            Appellants next argue that the grant of a variance in this case was improper because the Carrons’ hardship was established by their predecessor in title, citing Dedering v. Johnson, 307 Minn. 313, 320, 239 N.W.2d 913, 918 (1976).  As the county notes, however, Dedering involved the development of substandard contiguous lots, and held that a variance of development of a substandard lot may be denied when a predecessor in title could have removed the nonconformity by combining that lot with other contiguous lots.  Id.  In other words, a variance may be denied when a predecessor in title has behaved illegally and the applicant is aware of those illegal acts when he or she purchased the property.  See VanLandschoot v. City of Mendota Heights, 336 N.W.2d 503, 509 (Minn. 1983).  Here, no evidence suggests that Emil Frank obtained his variance for some illegal purpose.  Thus, even if, as appellants suggest, the Carrons were aware that the variance granted to their predecessor was conditioned on the porch remaining open, that knowledge does not prevent the Carrons from seeking their own variance to enclose the porch.

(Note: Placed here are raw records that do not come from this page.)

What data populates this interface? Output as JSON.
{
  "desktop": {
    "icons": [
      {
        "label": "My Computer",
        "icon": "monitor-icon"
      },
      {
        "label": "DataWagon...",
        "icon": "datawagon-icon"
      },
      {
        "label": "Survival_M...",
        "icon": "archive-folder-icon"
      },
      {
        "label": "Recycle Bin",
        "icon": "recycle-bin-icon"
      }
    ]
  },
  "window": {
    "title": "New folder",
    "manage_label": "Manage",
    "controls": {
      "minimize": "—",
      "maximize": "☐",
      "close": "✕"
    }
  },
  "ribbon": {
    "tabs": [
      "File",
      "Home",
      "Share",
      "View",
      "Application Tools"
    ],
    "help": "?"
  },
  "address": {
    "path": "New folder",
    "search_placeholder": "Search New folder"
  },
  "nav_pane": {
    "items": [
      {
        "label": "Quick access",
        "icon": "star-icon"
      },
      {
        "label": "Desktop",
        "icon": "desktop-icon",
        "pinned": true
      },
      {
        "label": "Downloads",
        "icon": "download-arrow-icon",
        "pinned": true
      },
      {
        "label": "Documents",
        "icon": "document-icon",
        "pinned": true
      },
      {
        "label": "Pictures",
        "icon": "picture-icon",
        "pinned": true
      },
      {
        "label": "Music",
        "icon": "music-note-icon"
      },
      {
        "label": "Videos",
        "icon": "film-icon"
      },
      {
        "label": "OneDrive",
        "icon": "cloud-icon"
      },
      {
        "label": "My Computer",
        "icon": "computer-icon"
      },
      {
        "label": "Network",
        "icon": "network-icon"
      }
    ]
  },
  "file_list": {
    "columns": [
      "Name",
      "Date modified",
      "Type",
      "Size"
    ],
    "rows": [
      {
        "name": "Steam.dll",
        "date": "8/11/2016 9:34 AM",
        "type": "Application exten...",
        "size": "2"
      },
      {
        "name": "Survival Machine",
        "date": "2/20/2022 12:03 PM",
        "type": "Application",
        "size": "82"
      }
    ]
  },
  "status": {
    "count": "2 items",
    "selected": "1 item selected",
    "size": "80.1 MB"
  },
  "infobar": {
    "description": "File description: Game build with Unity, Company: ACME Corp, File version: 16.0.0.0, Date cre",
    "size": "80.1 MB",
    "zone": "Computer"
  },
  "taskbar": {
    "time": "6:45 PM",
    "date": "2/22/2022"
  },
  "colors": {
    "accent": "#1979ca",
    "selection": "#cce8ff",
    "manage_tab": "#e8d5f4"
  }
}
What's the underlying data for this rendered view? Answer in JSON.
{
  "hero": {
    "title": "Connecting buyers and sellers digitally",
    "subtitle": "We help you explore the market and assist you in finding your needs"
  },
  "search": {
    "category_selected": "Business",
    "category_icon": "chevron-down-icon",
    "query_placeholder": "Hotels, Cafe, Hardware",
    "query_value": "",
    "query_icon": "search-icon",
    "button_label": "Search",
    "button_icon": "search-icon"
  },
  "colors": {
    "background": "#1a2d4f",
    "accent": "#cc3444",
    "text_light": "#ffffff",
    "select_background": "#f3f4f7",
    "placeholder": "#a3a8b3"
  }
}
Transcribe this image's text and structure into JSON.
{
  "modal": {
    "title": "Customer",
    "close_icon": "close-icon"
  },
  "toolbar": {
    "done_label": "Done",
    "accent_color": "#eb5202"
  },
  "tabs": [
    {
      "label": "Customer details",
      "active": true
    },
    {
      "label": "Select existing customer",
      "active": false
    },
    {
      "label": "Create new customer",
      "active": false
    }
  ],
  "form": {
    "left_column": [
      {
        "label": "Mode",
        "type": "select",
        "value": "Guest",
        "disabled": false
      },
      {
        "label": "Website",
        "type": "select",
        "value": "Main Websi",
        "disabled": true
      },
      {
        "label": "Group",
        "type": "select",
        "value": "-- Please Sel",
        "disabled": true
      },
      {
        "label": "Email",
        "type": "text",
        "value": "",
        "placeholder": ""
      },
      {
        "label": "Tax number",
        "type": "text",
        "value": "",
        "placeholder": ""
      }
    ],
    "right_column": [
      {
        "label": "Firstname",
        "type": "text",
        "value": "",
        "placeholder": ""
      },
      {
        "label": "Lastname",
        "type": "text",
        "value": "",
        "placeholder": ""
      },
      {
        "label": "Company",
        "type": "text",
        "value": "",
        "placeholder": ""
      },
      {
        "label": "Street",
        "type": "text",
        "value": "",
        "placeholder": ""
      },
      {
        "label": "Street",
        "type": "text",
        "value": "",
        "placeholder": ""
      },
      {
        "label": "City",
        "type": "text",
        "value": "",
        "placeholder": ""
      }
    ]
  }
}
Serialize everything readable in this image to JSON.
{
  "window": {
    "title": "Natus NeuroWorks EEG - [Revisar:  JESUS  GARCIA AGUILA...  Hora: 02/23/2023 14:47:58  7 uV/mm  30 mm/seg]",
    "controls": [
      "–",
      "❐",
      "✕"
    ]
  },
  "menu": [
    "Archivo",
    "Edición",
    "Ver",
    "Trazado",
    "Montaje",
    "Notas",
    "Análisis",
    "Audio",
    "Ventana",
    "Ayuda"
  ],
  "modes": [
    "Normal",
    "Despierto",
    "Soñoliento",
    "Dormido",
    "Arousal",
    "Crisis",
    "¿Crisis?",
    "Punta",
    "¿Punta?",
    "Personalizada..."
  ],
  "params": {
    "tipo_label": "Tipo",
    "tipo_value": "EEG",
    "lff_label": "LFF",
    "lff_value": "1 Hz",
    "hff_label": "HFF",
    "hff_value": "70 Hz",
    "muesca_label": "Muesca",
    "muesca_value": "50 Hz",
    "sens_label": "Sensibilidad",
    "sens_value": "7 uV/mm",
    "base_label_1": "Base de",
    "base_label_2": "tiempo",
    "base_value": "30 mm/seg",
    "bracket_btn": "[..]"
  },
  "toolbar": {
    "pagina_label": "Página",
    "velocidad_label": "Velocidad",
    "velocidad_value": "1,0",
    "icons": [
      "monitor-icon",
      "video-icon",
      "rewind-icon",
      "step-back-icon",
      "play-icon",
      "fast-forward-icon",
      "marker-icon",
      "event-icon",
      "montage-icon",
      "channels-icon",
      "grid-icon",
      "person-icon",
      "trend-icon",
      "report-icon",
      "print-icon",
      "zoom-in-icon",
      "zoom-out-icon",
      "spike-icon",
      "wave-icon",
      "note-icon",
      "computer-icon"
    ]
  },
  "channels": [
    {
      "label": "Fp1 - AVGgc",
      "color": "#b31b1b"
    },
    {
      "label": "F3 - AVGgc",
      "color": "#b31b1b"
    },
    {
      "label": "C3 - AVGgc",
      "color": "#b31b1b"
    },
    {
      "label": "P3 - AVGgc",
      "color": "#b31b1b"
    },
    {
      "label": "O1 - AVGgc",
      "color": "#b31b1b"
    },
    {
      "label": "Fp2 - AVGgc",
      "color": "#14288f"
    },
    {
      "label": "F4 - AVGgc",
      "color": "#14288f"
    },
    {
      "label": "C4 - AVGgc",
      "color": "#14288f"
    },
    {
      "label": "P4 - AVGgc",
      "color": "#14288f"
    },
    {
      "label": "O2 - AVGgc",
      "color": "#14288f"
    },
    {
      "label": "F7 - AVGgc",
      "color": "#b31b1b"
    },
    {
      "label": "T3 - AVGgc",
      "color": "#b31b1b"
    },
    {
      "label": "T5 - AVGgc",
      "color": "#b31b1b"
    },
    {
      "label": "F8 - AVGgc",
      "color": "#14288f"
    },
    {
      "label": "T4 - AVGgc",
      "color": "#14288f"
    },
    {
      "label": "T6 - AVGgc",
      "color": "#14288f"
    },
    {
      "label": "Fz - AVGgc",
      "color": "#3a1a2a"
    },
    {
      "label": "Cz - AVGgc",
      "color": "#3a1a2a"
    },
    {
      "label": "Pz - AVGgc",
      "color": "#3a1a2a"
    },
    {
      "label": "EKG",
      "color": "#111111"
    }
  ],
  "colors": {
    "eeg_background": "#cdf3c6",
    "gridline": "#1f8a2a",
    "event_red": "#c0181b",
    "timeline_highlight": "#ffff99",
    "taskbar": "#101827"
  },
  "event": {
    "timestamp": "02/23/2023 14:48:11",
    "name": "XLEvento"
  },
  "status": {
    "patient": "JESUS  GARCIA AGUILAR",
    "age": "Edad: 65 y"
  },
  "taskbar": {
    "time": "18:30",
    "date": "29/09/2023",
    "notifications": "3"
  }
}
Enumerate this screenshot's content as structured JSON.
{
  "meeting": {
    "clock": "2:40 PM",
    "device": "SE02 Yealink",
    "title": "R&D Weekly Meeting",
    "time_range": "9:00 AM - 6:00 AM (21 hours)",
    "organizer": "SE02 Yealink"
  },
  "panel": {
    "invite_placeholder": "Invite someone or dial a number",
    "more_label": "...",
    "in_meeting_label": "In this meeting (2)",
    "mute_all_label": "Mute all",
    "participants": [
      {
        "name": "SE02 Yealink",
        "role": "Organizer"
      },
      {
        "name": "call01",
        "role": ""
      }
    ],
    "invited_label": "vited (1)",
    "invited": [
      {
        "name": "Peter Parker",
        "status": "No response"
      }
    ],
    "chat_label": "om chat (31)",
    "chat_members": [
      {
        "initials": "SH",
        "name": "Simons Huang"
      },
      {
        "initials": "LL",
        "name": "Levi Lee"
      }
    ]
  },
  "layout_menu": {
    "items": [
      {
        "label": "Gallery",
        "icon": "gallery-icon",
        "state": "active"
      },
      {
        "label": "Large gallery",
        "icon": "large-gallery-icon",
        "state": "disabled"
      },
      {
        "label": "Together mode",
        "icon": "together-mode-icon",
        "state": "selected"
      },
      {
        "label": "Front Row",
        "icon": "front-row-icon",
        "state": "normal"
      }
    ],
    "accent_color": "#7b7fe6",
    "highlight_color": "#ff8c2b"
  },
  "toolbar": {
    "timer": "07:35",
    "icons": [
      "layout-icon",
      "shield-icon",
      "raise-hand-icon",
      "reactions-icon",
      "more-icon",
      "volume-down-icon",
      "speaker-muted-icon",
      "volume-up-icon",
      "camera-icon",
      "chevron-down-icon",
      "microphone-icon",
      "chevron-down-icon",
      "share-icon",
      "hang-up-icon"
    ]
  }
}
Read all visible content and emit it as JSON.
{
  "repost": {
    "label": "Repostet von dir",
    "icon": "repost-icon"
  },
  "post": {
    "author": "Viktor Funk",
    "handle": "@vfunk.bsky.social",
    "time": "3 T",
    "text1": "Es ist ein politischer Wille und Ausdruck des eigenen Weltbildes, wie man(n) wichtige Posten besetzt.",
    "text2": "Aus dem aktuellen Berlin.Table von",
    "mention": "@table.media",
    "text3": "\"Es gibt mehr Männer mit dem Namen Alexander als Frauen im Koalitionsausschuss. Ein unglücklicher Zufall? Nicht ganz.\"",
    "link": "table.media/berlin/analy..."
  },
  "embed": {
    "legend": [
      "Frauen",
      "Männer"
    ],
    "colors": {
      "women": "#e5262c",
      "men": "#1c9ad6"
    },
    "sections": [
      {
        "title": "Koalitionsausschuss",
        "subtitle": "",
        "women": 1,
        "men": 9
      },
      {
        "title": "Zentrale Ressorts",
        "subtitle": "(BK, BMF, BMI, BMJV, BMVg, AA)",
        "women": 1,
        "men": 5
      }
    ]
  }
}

            Appellants further argue that the BOA failed to recognize that the Carrons admitted in their variance application that their property could be put to reasonable use even without the variance and that their plight was due to circumstances created by the previous landowner.  As explained by the county’s environmental services director, however, the form used by the county asks variance applicants a series of questions to provide guidance to the BOA in assessing the reasonableness of the application.  The director further explained that because laypersons generally fill out this form with limited understanding of land use regulations and policies, responses to these questions do not control the BOA’s decisions, and no applicant has ever been deemed to have waived the right to full consideration of a variance application based on responses made on the form.

            Appellants lastly argue that the variance fails to comply with other county ordinances because the BOA made no findings with respect to shoreline buffers and individual sewage treatment system.  The county responds that the then-effective ordinance applied to new construction, not to improvements and modifications such as the Carrons’ request to enclose their existing porch.  Because the Carrons’ project had no impact on the shoreline that would trigger the need for a buffer and did not involve a new septic system, this ordinance was not implicated.

            We therefore reject appellants’ arguments and affirm the district court’s grant of summary judgment to the county.[1]






[1] The county has raised a number of other arguments for the first time on appeal, including whether this appeal is moot, whether the county is immune from liability, and whether this matter is more appropriate for mandamus.  Given our decision to affirm the district court’s grant of summary judgment, we decline to address these additional arguments.